• Goal of the exercise:
Report each line below that carries the word "should".

*** Records for the task ***

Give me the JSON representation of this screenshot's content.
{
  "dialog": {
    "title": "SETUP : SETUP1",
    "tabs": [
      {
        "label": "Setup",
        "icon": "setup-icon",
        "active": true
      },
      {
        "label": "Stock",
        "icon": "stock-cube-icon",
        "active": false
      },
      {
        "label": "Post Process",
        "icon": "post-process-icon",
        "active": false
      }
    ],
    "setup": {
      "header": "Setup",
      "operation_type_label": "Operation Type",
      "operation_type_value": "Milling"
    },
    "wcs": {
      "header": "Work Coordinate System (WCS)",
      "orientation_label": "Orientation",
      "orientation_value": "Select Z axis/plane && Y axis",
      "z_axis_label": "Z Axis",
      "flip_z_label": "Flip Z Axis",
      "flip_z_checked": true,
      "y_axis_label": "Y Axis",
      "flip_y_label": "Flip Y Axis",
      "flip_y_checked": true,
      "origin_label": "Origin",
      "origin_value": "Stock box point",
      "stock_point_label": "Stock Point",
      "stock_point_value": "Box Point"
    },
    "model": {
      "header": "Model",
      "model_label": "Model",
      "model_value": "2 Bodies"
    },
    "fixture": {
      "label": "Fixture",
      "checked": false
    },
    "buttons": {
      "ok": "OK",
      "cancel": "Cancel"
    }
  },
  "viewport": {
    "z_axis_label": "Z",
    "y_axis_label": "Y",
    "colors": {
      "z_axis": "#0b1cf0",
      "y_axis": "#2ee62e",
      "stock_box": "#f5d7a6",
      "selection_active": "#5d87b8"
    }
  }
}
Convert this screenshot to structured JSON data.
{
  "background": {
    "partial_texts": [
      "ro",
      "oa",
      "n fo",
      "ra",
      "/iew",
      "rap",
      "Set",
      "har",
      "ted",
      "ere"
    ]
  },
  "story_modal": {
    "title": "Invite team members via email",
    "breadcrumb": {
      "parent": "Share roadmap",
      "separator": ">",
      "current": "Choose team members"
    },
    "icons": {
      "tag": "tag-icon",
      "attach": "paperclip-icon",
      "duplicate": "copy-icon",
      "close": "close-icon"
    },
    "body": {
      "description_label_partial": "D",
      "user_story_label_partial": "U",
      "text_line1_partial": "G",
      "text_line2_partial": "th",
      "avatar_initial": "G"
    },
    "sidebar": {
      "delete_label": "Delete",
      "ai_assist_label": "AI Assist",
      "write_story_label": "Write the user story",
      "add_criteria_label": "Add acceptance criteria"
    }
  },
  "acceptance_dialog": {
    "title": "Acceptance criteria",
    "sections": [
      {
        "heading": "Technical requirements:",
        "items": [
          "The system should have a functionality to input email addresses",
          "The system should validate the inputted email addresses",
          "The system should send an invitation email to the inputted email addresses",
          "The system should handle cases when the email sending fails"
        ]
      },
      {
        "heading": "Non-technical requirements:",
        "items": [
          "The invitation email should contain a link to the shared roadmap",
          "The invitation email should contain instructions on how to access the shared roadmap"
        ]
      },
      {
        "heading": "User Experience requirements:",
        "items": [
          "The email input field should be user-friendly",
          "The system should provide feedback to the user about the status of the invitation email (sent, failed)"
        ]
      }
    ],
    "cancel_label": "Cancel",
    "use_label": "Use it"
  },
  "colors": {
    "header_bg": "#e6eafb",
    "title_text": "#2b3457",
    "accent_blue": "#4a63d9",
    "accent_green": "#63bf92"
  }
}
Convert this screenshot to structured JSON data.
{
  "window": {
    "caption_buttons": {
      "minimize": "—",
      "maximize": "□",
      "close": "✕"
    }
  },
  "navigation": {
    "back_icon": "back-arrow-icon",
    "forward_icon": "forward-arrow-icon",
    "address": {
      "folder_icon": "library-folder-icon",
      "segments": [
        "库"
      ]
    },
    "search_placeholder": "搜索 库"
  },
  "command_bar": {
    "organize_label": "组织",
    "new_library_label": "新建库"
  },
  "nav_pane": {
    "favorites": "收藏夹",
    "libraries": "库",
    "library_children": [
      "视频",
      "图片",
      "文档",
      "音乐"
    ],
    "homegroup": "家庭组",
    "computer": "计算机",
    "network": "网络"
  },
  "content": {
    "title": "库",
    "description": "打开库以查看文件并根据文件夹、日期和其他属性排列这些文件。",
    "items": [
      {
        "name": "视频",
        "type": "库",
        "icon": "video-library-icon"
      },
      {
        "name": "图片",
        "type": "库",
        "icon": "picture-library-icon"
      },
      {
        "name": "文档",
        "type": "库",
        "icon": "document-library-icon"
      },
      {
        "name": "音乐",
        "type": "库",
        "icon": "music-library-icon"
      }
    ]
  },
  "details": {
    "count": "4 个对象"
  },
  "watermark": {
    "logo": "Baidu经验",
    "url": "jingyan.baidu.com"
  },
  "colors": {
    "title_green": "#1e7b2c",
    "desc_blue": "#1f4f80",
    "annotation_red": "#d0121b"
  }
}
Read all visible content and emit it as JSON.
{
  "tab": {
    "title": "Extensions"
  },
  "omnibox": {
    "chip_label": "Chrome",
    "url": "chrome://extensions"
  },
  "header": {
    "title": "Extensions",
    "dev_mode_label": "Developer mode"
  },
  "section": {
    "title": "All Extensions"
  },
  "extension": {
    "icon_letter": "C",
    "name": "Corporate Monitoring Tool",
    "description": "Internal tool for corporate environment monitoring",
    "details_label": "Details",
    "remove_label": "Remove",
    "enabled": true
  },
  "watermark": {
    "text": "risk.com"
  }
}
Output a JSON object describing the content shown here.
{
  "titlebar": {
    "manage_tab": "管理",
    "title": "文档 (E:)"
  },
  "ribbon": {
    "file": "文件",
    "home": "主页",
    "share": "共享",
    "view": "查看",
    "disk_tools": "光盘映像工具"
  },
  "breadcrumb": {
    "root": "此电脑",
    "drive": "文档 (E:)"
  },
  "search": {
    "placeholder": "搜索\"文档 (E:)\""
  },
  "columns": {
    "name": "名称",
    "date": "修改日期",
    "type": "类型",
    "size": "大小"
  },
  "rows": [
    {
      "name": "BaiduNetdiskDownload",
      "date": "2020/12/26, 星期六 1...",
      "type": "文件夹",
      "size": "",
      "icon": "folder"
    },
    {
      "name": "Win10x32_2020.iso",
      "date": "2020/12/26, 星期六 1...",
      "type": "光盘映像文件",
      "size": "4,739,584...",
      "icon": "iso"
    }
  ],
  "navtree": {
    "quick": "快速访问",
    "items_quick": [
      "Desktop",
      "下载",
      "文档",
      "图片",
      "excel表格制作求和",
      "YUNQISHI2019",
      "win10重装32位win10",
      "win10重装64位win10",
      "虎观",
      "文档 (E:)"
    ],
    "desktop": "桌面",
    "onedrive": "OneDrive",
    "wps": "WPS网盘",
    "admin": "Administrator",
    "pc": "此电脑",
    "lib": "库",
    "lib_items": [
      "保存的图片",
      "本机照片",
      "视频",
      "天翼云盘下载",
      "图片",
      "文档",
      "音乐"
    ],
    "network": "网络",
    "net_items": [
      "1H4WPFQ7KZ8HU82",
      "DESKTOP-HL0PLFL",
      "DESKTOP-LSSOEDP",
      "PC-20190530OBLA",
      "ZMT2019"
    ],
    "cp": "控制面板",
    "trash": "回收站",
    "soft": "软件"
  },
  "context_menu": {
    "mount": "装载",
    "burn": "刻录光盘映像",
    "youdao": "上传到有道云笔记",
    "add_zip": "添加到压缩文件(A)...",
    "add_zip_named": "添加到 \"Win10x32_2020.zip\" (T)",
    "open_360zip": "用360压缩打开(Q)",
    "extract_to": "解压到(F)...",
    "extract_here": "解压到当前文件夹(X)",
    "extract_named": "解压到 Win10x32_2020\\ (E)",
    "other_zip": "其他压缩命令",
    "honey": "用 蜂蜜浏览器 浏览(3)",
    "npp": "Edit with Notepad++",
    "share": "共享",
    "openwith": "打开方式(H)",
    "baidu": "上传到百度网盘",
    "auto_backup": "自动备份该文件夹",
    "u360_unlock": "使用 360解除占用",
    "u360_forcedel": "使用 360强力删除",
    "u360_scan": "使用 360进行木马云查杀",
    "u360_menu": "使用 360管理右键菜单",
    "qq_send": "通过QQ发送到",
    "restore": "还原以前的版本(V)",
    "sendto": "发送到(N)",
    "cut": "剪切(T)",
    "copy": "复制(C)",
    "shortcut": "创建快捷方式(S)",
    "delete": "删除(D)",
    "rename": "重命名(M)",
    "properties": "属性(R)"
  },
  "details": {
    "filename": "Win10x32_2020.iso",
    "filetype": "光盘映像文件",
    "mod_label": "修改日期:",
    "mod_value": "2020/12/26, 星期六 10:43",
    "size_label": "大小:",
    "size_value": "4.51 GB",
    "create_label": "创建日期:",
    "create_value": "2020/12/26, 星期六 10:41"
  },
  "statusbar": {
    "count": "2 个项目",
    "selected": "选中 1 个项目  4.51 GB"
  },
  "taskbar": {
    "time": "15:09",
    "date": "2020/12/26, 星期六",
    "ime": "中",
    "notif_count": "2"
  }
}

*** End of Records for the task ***

• Completed exercise:
          "The system should have a functionality to input email addresses",
          "The system should validate the inputted email addresses",
          "The system should send an invitation email to the inputted email addresses",
          "The system should handle cases when the email sending fails"
          "The invitation email should contain a link to the shared roadmap",
          "The invitation email should contain instructions on how to access the shared roadmap"
          "The email input field should be user-friendly",
          "The system should provide feedback to the user about the status of the invitation email (sent, failed)"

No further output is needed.